Source data:
########################################

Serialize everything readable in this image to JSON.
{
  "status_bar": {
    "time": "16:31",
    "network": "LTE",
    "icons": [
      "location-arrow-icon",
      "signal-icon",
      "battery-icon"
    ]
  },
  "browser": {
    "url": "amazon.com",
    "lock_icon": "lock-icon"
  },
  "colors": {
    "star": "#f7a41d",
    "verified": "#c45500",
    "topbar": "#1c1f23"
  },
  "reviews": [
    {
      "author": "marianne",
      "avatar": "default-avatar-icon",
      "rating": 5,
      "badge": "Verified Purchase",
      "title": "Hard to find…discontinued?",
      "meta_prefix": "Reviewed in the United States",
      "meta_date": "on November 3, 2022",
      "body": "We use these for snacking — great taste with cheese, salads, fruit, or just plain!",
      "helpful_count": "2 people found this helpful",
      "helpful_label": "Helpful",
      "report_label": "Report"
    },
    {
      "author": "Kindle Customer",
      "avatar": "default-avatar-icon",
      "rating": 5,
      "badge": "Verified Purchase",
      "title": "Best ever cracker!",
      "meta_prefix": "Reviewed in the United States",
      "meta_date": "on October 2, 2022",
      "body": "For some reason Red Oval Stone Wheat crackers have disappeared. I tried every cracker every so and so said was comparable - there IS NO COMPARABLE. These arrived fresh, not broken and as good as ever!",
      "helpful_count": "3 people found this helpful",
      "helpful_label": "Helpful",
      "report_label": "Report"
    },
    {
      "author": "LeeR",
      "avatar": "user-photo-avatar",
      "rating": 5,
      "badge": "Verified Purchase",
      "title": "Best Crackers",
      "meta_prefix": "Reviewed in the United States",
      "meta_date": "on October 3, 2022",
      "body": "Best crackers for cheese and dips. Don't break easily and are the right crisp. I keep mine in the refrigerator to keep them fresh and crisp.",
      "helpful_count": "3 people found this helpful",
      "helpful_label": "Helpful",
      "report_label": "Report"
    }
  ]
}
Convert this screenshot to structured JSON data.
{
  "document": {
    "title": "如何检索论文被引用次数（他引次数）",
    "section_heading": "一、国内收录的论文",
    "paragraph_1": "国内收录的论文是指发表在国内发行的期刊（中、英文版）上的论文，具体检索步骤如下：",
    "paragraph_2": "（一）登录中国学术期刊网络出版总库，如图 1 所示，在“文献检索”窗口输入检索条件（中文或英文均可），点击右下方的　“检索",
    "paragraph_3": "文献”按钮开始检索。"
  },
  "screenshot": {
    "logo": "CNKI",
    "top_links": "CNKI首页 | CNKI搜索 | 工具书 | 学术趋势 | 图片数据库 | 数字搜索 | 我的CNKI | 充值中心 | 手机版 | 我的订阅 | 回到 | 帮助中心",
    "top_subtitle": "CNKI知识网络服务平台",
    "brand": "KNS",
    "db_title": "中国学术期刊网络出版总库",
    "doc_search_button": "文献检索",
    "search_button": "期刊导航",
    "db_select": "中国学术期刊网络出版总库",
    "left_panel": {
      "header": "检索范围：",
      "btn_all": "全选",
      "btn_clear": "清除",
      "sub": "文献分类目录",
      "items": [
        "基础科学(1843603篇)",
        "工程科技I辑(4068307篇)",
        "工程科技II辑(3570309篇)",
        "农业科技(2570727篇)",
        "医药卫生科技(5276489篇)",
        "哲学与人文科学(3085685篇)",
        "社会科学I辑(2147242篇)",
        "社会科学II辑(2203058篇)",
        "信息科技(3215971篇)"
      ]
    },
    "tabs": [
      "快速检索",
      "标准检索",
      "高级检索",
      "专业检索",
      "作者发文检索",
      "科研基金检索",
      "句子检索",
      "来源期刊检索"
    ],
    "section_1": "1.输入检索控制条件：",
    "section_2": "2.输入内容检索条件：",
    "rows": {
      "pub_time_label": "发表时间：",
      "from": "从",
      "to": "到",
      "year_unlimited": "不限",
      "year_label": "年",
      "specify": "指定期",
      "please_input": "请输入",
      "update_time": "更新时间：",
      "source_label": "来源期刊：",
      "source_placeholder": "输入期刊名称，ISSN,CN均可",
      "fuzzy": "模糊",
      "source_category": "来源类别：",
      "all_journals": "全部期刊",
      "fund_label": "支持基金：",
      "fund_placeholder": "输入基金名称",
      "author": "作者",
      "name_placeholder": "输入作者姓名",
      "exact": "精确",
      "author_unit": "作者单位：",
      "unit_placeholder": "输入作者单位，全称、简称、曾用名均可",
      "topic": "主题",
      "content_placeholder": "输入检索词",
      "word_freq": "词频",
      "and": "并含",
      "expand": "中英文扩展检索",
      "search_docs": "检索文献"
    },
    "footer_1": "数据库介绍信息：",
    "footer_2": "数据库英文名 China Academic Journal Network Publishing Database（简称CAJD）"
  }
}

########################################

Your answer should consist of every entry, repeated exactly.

Solution to this problem:
Serialize everything readable in this image to JSON.
{
  "status_bar": {
    "time": "16:31",
    "network": "LTE",
    "icons": [
      "location-arrow-icon",
      "signal-icon",
      "battery-icon"
    ]
  },
  "browser": {
    "url": "amazon.com",
    "lock_icon": "lock-icon"
  },
  "colors": {
    "star": "#f7a41d",
    "verified": "#c45500",
    "topbar": "#1c1f23"
  },
  "reviews": [
    {
      "author": "marianne",
      "avatar": "default-avatar-icon",
      "rating": 5,
      "badge": "Verified Purchase",
      "title": "Hard to find…discontinued?",
      "meta_prefix": "Reviewed in the United States",
      "meta_date": "on November 3, 2022",
      "body": "We use these for snacking — great taste with cheese, salads, fruit, or just plain!",
      "helpful_count": "2 people found this helpful",
      "helpful_label": "Helpful",
      "report_label": "Report"
    },
    {
      "author": "Kindle Customer",
      "avatar": "default-avatar-icon",
      "rating": 5,
      "badge": "Verified Purchase",
      "title": "Best ever cracker!",
      "meta_prefix": "Reviewed in the United States",
      "meta_date": "on October 2, 2022",
      "body": "For some reason Red Oval Stone Wheat crackers have disappeared. I tried every cracker every so and so said was comparable - there IS NO COMPARABLE. These arrived fresh, not broken and as good as ever!",
      "helpful_count": "3 people found this helpful",
      "helpful_label": "Helpful",
      "report_label": "Report"
    },
    {
      "author": "LeeR",
      "avatar": "user-photo-avatar",
      "rating": 5,
      "badge": "Verified Purchase",
      "title": "Best Crackers",
      "meta_prefix": "Reviewed in the United States",
      "meta_date": "on October 3, 2022",
      "body": "Best crackers for cheese and dips. Don't break easily and are the right crisp. I keep mine in the refrigerator to keep them fresh and crisp.",
      "helpful_count": "3 people found this helpful",
      "helpful_label": "Helpful",
      "report_label": "Report"
    }
  ]
}
Convert this screenshot to structured JSON data.
{
  "document": {
    "title": "如何检索论文被引用次数（他引次数）",
    "section_heading": "一、国内收录的论文",
    "paragraph_1": "国内收录的论文是指发表在国内发行的期刊（中、英文版）上的论文，具体检索步骤如下：",
    "paragraph_2": "（一）登录中国学术期刊网络出版总库，如图 1 所示，在“文献检索”窗口输入检索条件（中文或英文均可），点击右下方的　“检索",
    "paragraph_3": "文献”按钮开始检索。"
  },
  "screenshot": {
    "logo": "CNKI",
    "top_links": "CNKI首页 | CNKI搜索 | 工具书 | 学术趋势 | 图片数据库 | 数字搜索 | 我的CNKI | 充值中心 | 手机版 | 我的订阅 | 回到 | 帮助中心",
    "top_subtitle": "CNKI知识网络服务平台",
    "brand": "KNS",
    "db_title": "中国学术期刊网络出版总库",
    "doc_search_button": "文献检索",
    "search_button": "期刊导航",
    "db_select": "中国学术期刊网络出版总库",
    "left_panel": {
      "header": "检索范围：",
      "btn_all": "全选",
      "btn_clear": "清除",
      "sub": "文献分类目录",
      "items": [
        "基础科学(1843603篇)",
        "工程科技I辑(4068307篇)",
        "工程科技II辑(3570309篇)",
        "农业科技(2570727篇)",
        "医药卫生科技(5276489篇)",
        "哲学与人文科学(3085685篇)",
        "社会科学I辑(2147242篇)",
        "社会科学II辑(2203058篇)",
        "信息科技(3215971篇)"
      ]
    },
    "tabs": [
      "快速检索",
      "标准检索",
      "高级检索",
      "专业检索",
      "作者发文检索",
      "科研基金检索",
      "句子检索",
      "来源期刊检索"
    ],
    "section_1": "1.输入检索控制条件：",
    "section_2": "2.输入内容检索条件：",
    "rows": {
      "pub_time_label": "发表时间：",
      "from": "从",
      "to": "到",
      "year_unlimited": "不限",
      "year_label": "年",
      "specify": "指定期",
      "please_input": "请输入",
      "update_time": "更新时间：",
      "source_label": "来源期刊：",
      "source_placeholder": "输入期刊名称，ISSN,CN均可",
      "fuzzy": "模糊",
      "source_category": "来源类别：",
      "all_journals": "全部期刊",
      "fund_label": "支持基金：",
      "fund_placeholder": "输入基金名称",
      "author": "作者",
      "name_placeholder": "输入作者姓名",
      "exact": "精确",
      "author_unit": "作者单位：",
      "unit_placeholder": "输入作者单位，全称、简称、曾用名均可",
      "topic": "主题",
      "content_placeholder": "输入检索词",
      "word_freq": "词频",
      "and": "并含",
      "expand": "中英文扩展检索",
      "search_docs": "检索文献"
    },
    "footer_1": "数据库介绍信息：",
    "footer_2": "数据库英文名 China Academic Journal Network Publishing Database（简称CAJD）"
  }
}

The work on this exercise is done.